The images for "Pale Blue Dot" - part of a composite - were taken 3.75 billion miles away.
On December 5th, 2017, New Horizons turned its Long Range Reconnaissance Imager (LORRI) to the galactic open star cluster known as the "Wishing Well" and took a shot.
'And now, we've been able to make images farther from Earth than any spacecraft in history'.
While en route to the Kuiper Belt and just two hours after taking the record-breaking routine calibration frame of the "Wishing Well", the spacecraft broke its own record by capturing images of the KBOs 2012 HZ84 and 2012 HE85. NASA says mission controllers will "bring the spacecraft out of its electronic slumber" this coming summer in anticipation of its next major close encounter, with an object known as 2014 MU69 on January 1, 2019. The false-color images of two of the observed objects - 2012 HZ84 and 2012 HE85 - are the farthest from Earth ever captured by a spacecraft.
Voyager 1's cameras were turned off shortly after that portrait, leaving its distance record unchallenged for more than 27 years.
NASA released the images this week.
"New Horizons just couldn't be better...we're bearing down on our flyby target", said lead scientist Alan Stern of the Southwest Research Institute in Boulder, Colorado. These efforts could reveal much about the formation and evolution of the Solar System, and are setting records that are not likely to be broken for many more decades!

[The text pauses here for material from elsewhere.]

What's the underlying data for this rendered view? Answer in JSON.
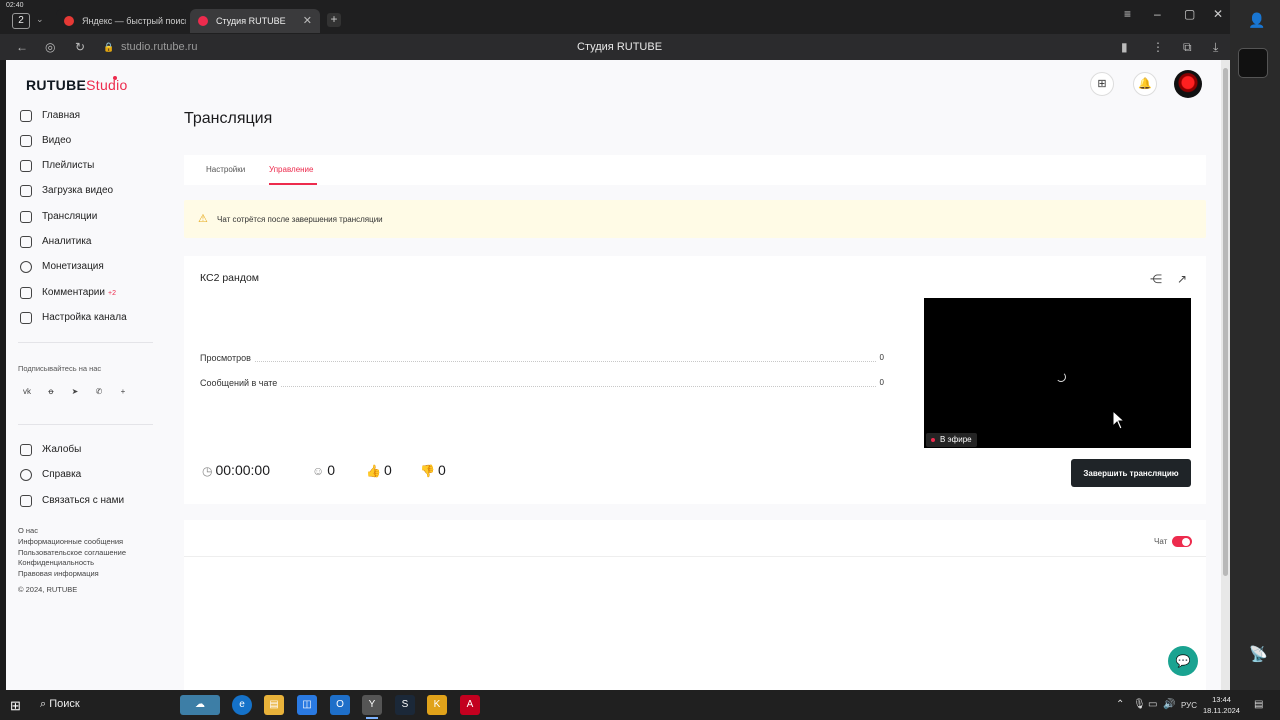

Artist's impression of New Horizons encountering a Pluto-like object in the distant Kuiper Belt.
NASA's New Horizons spacecraft is making history again, this time one-upping the legendary Voyager 1.
Flight controllers at the lab will awaken the spacecraft in June (it's now in electronic hibernation) and start getting it ready for the flyby.
Getting the images to Earth is no easy task. But they're arguably among the most wonderful photographic images ever. Now, it's zipping along at more than 700,000 miles (1.1 million kilometers) each day - moving farther and farther out into our solar system. Besides analyzing MU69, New Horizons will also make observations of a dozen other objects including dwarf planets and "Centaurs", or objects with unstable orbits that float around in the Kuiper Belt.